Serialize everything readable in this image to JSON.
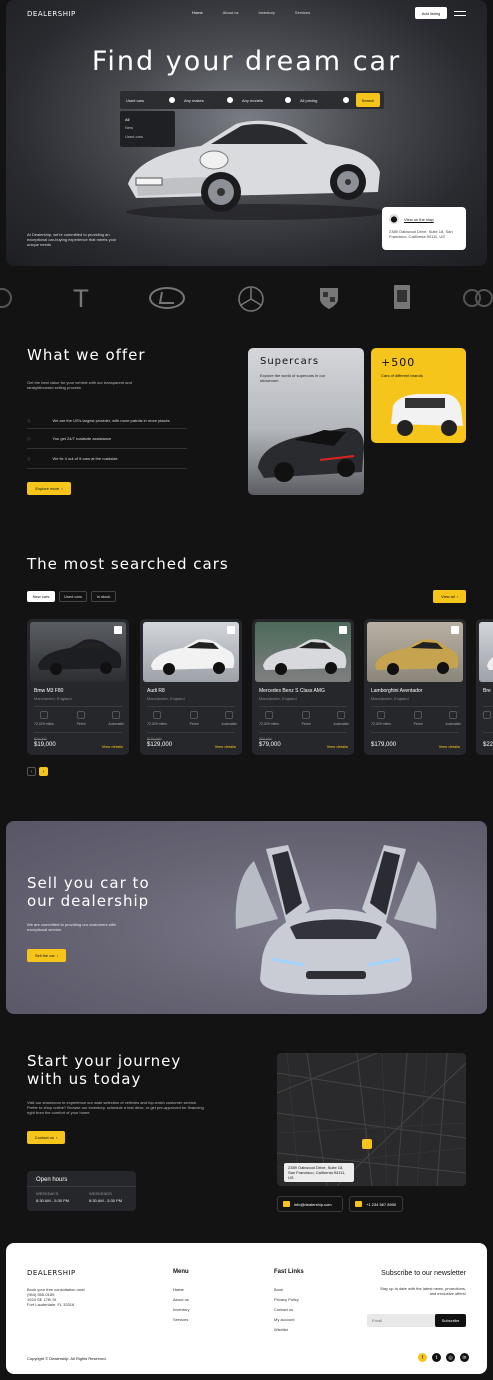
{
  "brand": "DEALERSHIP",
  "nav": {
    "links": [
      "Home",
      "About us",
      "Inventory",
      "Services"
    ],
    "cta": "Add listing"
  },
  "hero": {
    "title": "Find your dream car",
    "filters": [
      "Used cars",
      "Any makes",
      "Any models",
      "All pricing"
    ],
    "search": "Search",
    "dropdown": [
      "All",
      "New",
      "Used cars"
    ],
    "intro": "At Dealership, we're committed to providing an exceptional car-buying experience that meets your unique needs",
    "map_link": "View on the map",
    "address": "2389 Oakwood Drive, Suite 18, San Francisco, California 94111, US"
  },
  "offer": {
    "title": "What we offer",
    "desc": "Get the best value for your vehicle with our transparent and straightforward selling process",
    "items": [
      "We are the US's largest provider, with more patrols in more places",
      "You get 24/7 roadside assistance",
      "We fix 4 out of 5 cars at the roadside"
    ],
    "btn": "Explore more",
    "card1_title": "Supercars",
    "card1_desc": "Explore the world of supercars in our showroom",
    "card2_title": "+500",
    "card2_desc": "Cars of different brands"
  },
  "searched": {
    "title": "The most searched cars",
    "tabs": [
      "New cars",
      "Used cars",
      "In stock"
    ],
    "view_all": "View all",
    "cars": [
      {
        "name": "Bmw M3 F80",
        "loc": "Manchester, England",
        "miles": "72,029 miles",
        "fuel": "Petrol",
        "trans": "Automatic",
        "old": "$24,000",
        "price": "$19,000",
        "link": "View details"
      },
      {
        "name": "Audi R8",
        "loc": "Manchester, England",
        "miles": "72,029 miles",
        "fuel": "Petrol",
        "trans": "Automatic",
        "old": "$134,000",
        "price": "$129,000",
        "link": "View details"
      },
      {
        "name": "Mercedes Benz S Class AMG",
        "loc": "Manchester, England",
        "miles": "72,029 miles",
        "fuel": "Petrol",
        "trans": "Automatic",
        "old": "$84,000",
        "price": "$79,000",
        "link": "View details"
      },
      {
        "name": "Lamborghini Aventador",
        "loc": "Manchester, England",
        "miles": "72,029 miles",
        "fuel": "Petrol",
        "trans": "Automatic",
        "old": "",
        "price": "$179,000",
        "link": "View details"
      },
      {
        "name": "Bre",
        "price": "$22,"
      }
    ]
  },
  "sell": {
    "title_l1": "Sell you car to",
    "title_l2": "our dealership",
    "desc": "We are committed to providing our customers with exceptional service.",
    "btn": "Sell the car"
  },
  "journey": {
    "title_l1": "Start your journey",
    "title_l2": "with us today",
    "desc": "Visit our showroom to experience our wide selection of vehicles and top-notch customer service. Prefer to shop online? Browse our inventory, schedule a test drive, or get pre-approved for financing right from the comfort of your home.",
    "btn": "Contact us",
    "hours_title": "Open hours",
    "weekdays": "WEEKDAYS",
    "weekdays_time": "8:30 AM - 5:30 PM",
    "weekends": "WEEKENDS",
    "weekends_time": "8:30 AM - 5:30 PM",
    "map_addr": "2389 Oakwood Drive, Suite 18, San Francisco, California 94111, US",
    "email": "info@dealership.com",
    "phone": "+1 234 567 8900"
  },
  "footer": {
    "brand": "DEALERSHIP",
    "contact": [
      "Book your free consultation now!",
      "(954) 555-0189",
      "1924 SE 17th St",
      "Fort Lauderdale, FL 33316"
    ],
    "menu_title": "Menu",
    "menu": [
      "Home",
      "About us",
      "Inventory",
      "Services"
    ],
    "links_title": "Fast Links",
    "links": [
      "Book",
      "Privacy Policy",
      "Contact us",
      "My account",
      "Wishlist"
    ],
    "news_title": "Subscribe to our newsletter",
    "news_desc": "Stay up to date with the latest news, promotions, and exclusive offers!",
    "email_placeholder": "Email",
    "subscribe": "Subscribe",
    "copyright": "Copyright © Dealership. All Rights Reserved."
  },
  "colors": {
    "accent": "#f5c51c",
    "bg": "#131313"
  }
}
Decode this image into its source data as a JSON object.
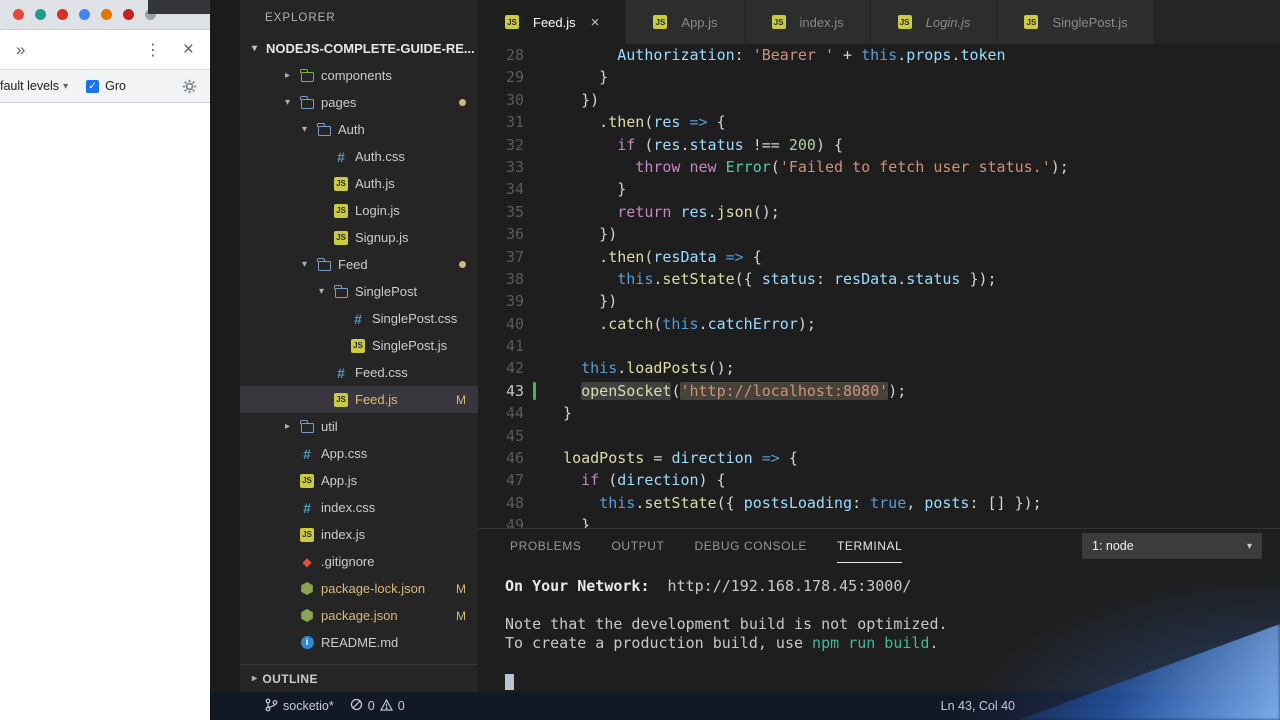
{
  "colors": {
    "git_modified": "#d7ba7d",
    "js_icon": "#cbcb41",
    "css_icon": "#519aba",
    "git_icon": "#e1503c",
    "npm_icon": "#8aa34f",
    "readme_icon": "#2f86d2",
    "modified_gutter": "#3fb950",
    "terminal_command": "#45b797",
    "glare_blue": "#3c82ff"
  },
  "browser": {
    "favicons": [
      {
        "name": "favicon-1",
        "color": "#e8453c"
      },
      {
        "name": "favicon-2",
        "color": "#1f9d8b"
      },
      {
        "name": "favicon-3",
        "color": "#d93025"
      },
      {
        "name": "favicon-4",
        "color": "#4285f4"
      },
      {
        "name": "favicon-5",
        "color": "#e37400"
      },
      {
        "name": "favicon-6",
        "color": "#c5221f"
      },
      {
        "name": "favicon-7",
        "color": "#9aa0a6"
      }
    ],
    "toolbar": {
      "overflow": "»",
      "menu": "⋮",
      "close": "×"
    },
    "console_bar": {
      "levels_label": "fault levels",
      "caret": "▾",
      "check": "✓",
      "group_label": "Gro"
    }
  },
  "sidebar": {
    "title": "EXPLORER",
    "section": {
      "chevron": "▾",
      "label": "NODEJS-COMPLETE-GUIDE-RE..."
    },
    "items": [
      {
        "label": "components",
        "icon": "folder",
        "icon_color": "#7cb342",
        "depth": 1,
        "chevron": "closed"
      },
      {
        "label": "pages",
        "icon": "folder",
        "depth": 1,
        "chevron": "open",
        "dot": true
      },
      {
        "label": "Auth",
        "icon": "folder",
        "depth": 2,
        "chevron": "open"
      },
      {
        "label": "Auth.css",
        "icon": "css",
        "depth": 3
      },
      {
        "label": "Auth.js",
        "icon": "js",
        "depth": 3
      },
      {
        "label": "Login.js",
        "icon": "js",
        "depth": 3
      },
      {
        "label": "Signup.js",
        "icon": "js",
        "depth": 3
      },
      {
        "label": "Feed",
        "icon": "folder",
        "depth": 2,
        "chevron": "open",
        "dot": true
      },
      {
        "label": "SinglePost",
        "icon": "folder",
        "depth": 3,
        "chevron": "open"
      },
      {
        "label": "SinglePost.css",
        "icon": "css",
        "depth": 4
      },
      {
        "label": "SinglePost.js",
        "icon": "js",
        "depth": 4
      },
      {
        "label": "Feed.css",
        "icon": "css",
        "depth": 3
      },
      {
        "label": "Feed.js",
        "icon": "js",
        "depth": 3,
        "selected": true,
        "badge": "M",
        "modified": true
      },
      {
        "label": "util",
        "icon": "folder",
        "depth": 1,
        "chevron": "closed"
      },
      {
        "label": "App.css",
        "icon": "css",
        "depth": 1
      },
      {
        "label": "App.js",
        "icon": "js",
        "depth": 1
      },
      {
        "label": "index.css",
        "icon": "css",
        "depth": 1
      },
      {
        "label": "index.js",
        "icon": "js",
        "depth": 1
      },
      {
        "label": ".gitignore",
        "icon": "git",
        "depth": 1
      },
      {
        "label": "package-lock.json",
        "icon": "npm",
        "depth": 1,
        "badge": "M",
        "modified": true
      },
      {
        "label": "package.json",
        "icon": "npm",
        "depth": 1,
        "badge": "M",
        "modified": true
      },
      {
        "label": "README.md",
        "icon": "info",
        "depth": 1
      }
    ],
    "outline": {
      "chevron": "▸",
      "label": "OUTLINE"
    }
  },
  "tabs": [
    {
      "label": "Feed.js",
      "icon": "js",
      "active": true,
      "close": "×"
    },
    {
      "label": "App.js",
      "icon": "js"
    },
    {
      "label": "index.js",
      "icon": "js"
    },
    {
      "label": "Login.js",
      "icon": "js",
      "italic": true
    },
    {
      "label": "SinglePost.js",
      "icon": "js"
    }
  ],
  "editor": {
    "lines": [
      {
        "num": "28",
        "tokens": [
          [
            "pl",
            "        "
          ],
          [
            "pr",
            "Authorization"
          ],
          [
            "pl",
            ": "
          ],
          [
            "st",
            "'Bearer '"
          ],
          [
            "pl",
            " + "
          ],
          [
            "kb",
            "this"
          ],
          [
            "pl",
            "."
          ],
          [
            "pr",
            "props"
          ],
          [
            "pl",
            "."
          ],
          [
            "pr",
            "token"
          ]
        ]
      },
      {
        "num": "29",
        "tokens": [
          [
            "pl",
            "      }"
          ]
        ]
      },
      {
        "num": "30",
        "tokens": [
          [
            "pl",
            "    })"
          ]
        ]
      },
      {
        "num": "31",
        "tokens": [
          [
            "pl",
            "      ."
          ],
          [
            "fn",
            "then"
          ],
          [
            "pl",
            "("
          ],
          [
            "pr",
            "res"
          ],
          [
            "pl",
            " "
          ],
          [
            "kb",
            "=>"
          ],
          [
            "pl",
            " {"
          ]
        ]
      },
      {
        "num": "32",
        "tokens": [
          [
            "pl",
            "        "
          ],
          [
            "kw",
            "if"
          ],
          [
            "pl",
            " ("
          ],
          [
            "pr",
            "res"
          ],
          [
            "pl",
            "."
          ],
          [
            "pr",
            "status"
          ],
          [
            "pl",
            " !== "
          ],
          [
            "nu",
            "200"
          ],
          [
            "pl",
            ") {"
          ]
        ]
      },
      {
        "num": "33",
        "tokens": [
          [
            "pl",
            "          "
          ],
          [
            "kw",
            "throw"
          ],
          [
            "pl",
            " "
          ],
          [
            "kw",
            "new"
          ],
          [
            "pl",
            " "
          ],
          [
            "cl2",
            "Error"
          ],
          [
            "pl",
            "("
          ],
          [
            "st",
            "'Failed to fetch user status.'"
          ],
          [
            "pl",
            ");"
          ]
        ]
      },
      {
        "num": "34",
        "tokens": [
          [
            "pl",
            "        }"
          ]
        ]
      },
      {
        "num": "35",
        "tokens": [
          [
            "pl",
            "        "
          ],
          [
            "kw",
            "return"
          ],
          [
            "pl",
            " "
          ],
          [
            "pr",
            "res"
          ],
          [
            "pl",
            "."
          ],
          [
            "fn",
            "json"
          ],
          [
            "pl",
            "();"
          ]
        ]
      },
      {
        "num": "36",
        "tokens": [
          [
            "pl",
            "      })"
          ]
        ]
      },
      {
        "num": "37",
        "tokens": [
          [
            "pl",
            "      ."
          ],
          [
            "fn",
            "then"
          ],
          [
            "pl",
            "("
          ],
          [
            "pr",
            "resData"
          ],
          [
            "pl",
            " "
          ],
          [
            "kb",
            "=>"
          ],
          [
            "pl",
            " {"
          ]
        ]
      },
      {
        "num": "38",
        "tokens": [
          [
            "pl",
            "        "
          ],
          [
            "kb",
            "this"
          ],
          [
            "pl",
            "."
          ],
          [
            "fn",
            "setState"
          ],
          [
            "pl",
            "({ "
          ],
          [
            "pr",
            "status"
          ],
          [
            "pl",
            ": "
          ],
          [
            "pr",
            "resData"
          ],
          [
            "pl",
            "."
          ],
          [
            "pr",
            "status"
          ],
          [
            "pl",
            " });"
          ]
        ]
      },
      {
        "num": "39",
        "tokens": [
          [
            "pl",
            "      })"
          ]
        ]
      },
      {
        "num": "40",
        "tokens": [
          [
            "pl",
            "      ."
          ],
          [
            "fn",
            "catch"
          ],
          [
            "pl",
            "("
          ],
          [
            "kb",
            "this"
          ],
          [
            "pl",
            "."
          ],
          [
            "pr",
            "catchError"
          ],
          [
            "pl",
            ");"
          ]
        ]
      },
      {
        "num": "41",
        "tokens": []
      },
      {
        "num": "42",
        "tokens": [
          [
            "pl",
            "    "
          ],
          [
            "kb",
            "this"
          ],
          [
            "pl",
            "."
          ],
          [
            "fn",
            "loadPosts"
          ],
          [
            "pl",
            "();"
          ]
        ]
      },
      {
        "num": "43",
        "current": true,
        "modified": true,
        "tokens": [
          [
            "pl",
            "    "
          ],
          [
            "fn hlw",
            "openSocket"
          ],
          [
            "pl",
            "("
          ],
          [
            "st hls",
            "'http://localhost:8080'"
          ],
          [
            "pl",
            ");"
          ]
        ]
      },
      {
        "num": "44",
        "tokens": [
          [
            "pl",
            "  }"
          ]
        ]
      },
      {
        "num": "45",
        "tokens": []
      },
      {
        "num": "46",
        "tokens": [
          [
            "pl",
            "  "
          ],
          [
            "fn",
            "loadPosts"
          ],
          [
            "pl",
            " = "
          ],
          [
            "pr",
            "direction"
          ],
          [
            "pl",
            " "
          ],
          [
            "kb",
            "=>"
          ],
          [
            "pl",
            " {"
          ]
        ]
      },
      {
        "num": "47",
        "tokens": [
          [
            "pl",
            "    "
          ],
          [
            "kw",
            "if"
          ],
          [
            "pl",
            " ("
          ],
          [
            "pr",
            "direction"
          ],
          [
            "pl",
            ") {"
          ]
        ]
      },
      {
        "num": "48",
        "tokens": [
          [
            "pl",
            "      "
          ],
          [
            "kb",
            "this"
          ],
          [
            "pl",
            "."
          ],
          [
            "fn",
            "setState"
          ],
          [
            "pl",
            "({ "
          ],
          [
            "pr",
            "postsLoading"
          ],
          [
            "pl",
            ": "
          ],
          [
            "kb",
            "true"
          ],
          [
            "pl",
            ", "
          ],
          [
            "pr",
            "posts"
          ],
          [
            "pl",
            ": [] });"
          ]
        ]
      },
      {
        "num": "49",
        "tokens": [
          [
            "pl",
            "    }"
          ]
        ]
      }
    ]
  },
  "panel": {
    "tabs": [
      {
        "label": "PROBLEMS"
      },
      {
        "label": "OUTPUT"
      },
      {
        "label": "DEBUG CONSOLE"
      },
      {
        "label": "TERMINAL",
        "active": true
      }
    ],
    "selector": {
      "value": "1: node",
      "caret": "▾"
    },
    "terminal": {
      "lines": [
        [
          [
            "b",
            "On Your Network:"
          ],
          [
            "pl",
            "  http://192.168.178.45:3000/"
          ]
        ],
        [],
        [
          [
            "pl",
            "Note that the development build is not optimized."
          ]
        ],
        [
          [
            "pl",
            "To create a production build, use "
          ],
          [
            "cmd",
            "npm run build"
          ],
          [
            "pl",
            "."
          ]
        ],
        [],
        [
          [
            "cursor",
            ""
          ]
        ]
      ]
    }
  },
  "statusbar": {
    "branch": "socketio*",
    "errors": "0",
    "warnings": "0",
    "position": "Ln 43, Col 40"
  }
}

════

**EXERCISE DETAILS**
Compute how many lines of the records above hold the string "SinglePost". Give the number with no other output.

**ANSWER TO THIS TASK**
4